We all know that the quick and efficient removal of condensate from any steam system is, if nothing else, a critical safety issue. The build up of condensate and the transmission of that condensate down the pipework can lead to contamination, reduced thermal efficiency, noisy water hammer and in the worst case damage to pipework, valves and fittings, etc. Which can lead to injury of personnel.
In most cases we can overcome this potential problem by just adhering to good steam fitting practice during the design and installation phase and ensuring adequate drainage points are installed at all the obvious and engineered locations throughout the piping system.
In the perfect world steam could be 100% dry but sadly that is not the case in most process steam systems, in our imperfect world.

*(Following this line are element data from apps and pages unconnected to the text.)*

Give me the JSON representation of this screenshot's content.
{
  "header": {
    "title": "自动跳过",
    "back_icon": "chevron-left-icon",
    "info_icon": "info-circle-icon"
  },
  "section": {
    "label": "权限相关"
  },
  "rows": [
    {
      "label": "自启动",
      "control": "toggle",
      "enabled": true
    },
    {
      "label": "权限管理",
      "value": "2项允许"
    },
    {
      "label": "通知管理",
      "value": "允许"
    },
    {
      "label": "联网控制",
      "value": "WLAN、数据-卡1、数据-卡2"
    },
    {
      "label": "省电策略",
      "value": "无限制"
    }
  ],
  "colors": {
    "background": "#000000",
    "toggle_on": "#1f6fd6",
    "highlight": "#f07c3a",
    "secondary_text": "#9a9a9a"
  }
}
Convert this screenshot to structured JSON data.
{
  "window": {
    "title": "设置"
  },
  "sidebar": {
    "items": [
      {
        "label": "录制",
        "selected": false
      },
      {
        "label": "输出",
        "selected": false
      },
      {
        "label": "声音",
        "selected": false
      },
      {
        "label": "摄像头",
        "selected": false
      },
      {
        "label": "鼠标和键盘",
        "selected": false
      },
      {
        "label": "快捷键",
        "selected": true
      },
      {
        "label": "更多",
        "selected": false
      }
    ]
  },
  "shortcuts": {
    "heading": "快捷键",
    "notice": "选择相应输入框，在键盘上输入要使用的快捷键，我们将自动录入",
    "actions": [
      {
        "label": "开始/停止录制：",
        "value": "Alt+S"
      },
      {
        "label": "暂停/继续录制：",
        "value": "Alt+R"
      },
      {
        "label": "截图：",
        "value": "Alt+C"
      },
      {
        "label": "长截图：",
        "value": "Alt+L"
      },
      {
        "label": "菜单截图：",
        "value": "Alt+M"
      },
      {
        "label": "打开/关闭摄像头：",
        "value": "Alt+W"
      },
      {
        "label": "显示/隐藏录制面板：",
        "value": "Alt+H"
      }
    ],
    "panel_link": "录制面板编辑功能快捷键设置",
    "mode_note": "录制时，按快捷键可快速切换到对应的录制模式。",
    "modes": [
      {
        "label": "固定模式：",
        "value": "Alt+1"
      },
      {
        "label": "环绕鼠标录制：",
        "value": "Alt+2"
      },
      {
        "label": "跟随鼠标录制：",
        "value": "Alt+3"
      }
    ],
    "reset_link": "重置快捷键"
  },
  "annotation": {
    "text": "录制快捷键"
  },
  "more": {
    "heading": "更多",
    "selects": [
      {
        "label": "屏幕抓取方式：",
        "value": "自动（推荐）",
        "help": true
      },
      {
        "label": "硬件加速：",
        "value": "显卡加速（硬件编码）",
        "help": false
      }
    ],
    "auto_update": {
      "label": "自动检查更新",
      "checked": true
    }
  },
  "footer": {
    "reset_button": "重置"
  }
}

As we know, steam moves through the pipework system due to pressure drop, heat energy is given up and the steam starts to condense. So it can be said that, no matter how well our steam system is installed, that at the point of usage it is still possible, that the steam is contaminated with entrained moisture, and slugs of condensate, so it is wet and not 100% Dry, which may well have an adverse effect on your plant equipment and production.
Steam dryness is a key to efficient heat transfer and equipment longevity in process steam systems.
Maintaining Dry Saturated Steam as close as is possible to 100% dry is not easy, but if achieved can go a long way to increased productivity, once you maximise your steam dryness potential you have a start point for finer control over your production process.
A case in point is steam usage in an animal feed pellet mill.
Generally, a good pellet system needs to have a regulated supply of steam essential to a good pelleting operation. It doesn’t matter what kind of equipment or conditioner you have if the quality of steam is poor.
Steam conditioning is very important in achieving high quality pellets and increasing production rates. Starting the process with good quality dry saturated steam gives the production operators room to adjust pressures and flow rates for any given conditions on the day or product chemistry requirements.
The Steam Separator in its various forms is and has always been a genuinely useful addition to ensuring a steam quality at the point of installation. So whatever the dryness of the steam is prior to the installation of a separator the dryness quality downstream should be improved to some degree.
A case In point. Separators are installed on Sterilisers/Autoclaves in hospitals, to ensure a repeatable start point for steam entering the machine. Giving consistent sterilising outcomes. Exactly what we need, so we can feel comfortable when heading into the operating theatre.
With so many variables having an effect on any steam system at any given time, it is difficult to categorically place a resultant dryness value on your process, but from experience the correct installation of a Quality Steam Separator with the correct drain trap fitted, only improves things.
There are various types and names for steam separators, Centrifugal, Vortex, Baffle, Cyclone etc.
Have a look at our Yoshitake brand with their DS-1 and DS-2 models using the Cyclone principle in their design. They have had years of success with this style. https://www.valvesonline.com.au/ductile-iron-drain-separator
DS-1 DN 25 to 50 Screwed BSPT In stock
DS-2 DN 050 to 100 Flanged PN16 In stock.
For support with selection and system installation recommendations don’t hesitate to contact us.